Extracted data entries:
[Start of Attachment]

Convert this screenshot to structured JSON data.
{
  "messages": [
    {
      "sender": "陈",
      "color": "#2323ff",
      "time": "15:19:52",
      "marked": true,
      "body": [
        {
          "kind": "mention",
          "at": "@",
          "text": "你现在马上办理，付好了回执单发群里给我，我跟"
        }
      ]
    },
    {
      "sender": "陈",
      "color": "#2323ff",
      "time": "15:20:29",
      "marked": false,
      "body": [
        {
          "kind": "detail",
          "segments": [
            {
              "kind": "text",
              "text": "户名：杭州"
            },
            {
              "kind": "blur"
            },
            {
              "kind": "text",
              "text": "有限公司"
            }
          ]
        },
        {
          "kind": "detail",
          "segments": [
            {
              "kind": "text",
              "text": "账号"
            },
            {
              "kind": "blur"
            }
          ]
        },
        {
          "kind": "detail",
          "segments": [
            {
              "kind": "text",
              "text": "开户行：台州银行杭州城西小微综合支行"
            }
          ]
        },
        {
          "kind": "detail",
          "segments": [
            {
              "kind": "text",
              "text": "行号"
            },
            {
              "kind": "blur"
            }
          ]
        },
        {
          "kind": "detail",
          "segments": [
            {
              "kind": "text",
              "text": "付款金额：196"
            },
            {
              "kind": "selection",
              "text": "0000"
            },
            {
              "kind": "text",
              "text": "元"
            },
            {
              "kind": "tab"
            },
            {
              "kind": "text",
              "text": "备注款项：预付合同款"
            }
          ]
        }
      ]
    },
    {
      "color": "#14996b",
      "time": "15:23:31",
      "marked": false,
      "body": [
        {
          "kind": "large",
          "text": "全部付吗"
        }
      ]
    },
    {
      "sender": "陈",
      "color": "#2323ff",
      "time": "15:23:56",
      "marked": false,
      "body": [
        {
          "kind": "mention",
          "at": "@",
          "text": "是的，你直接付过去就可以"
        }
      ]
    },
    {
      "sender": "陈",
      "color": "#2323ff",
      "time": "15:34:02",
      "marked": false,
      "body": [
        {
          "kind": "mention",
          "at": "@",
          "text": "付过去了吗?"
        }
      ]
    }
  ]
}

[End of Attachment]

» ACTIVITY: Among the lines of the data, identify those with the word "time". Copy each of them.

» TASK ANSWER:
      "time": "15:19:52",
      "time": "15:20:29",
      "time": "15:23:31",
      "time": "15:23:56",
      "time": "15:34:02",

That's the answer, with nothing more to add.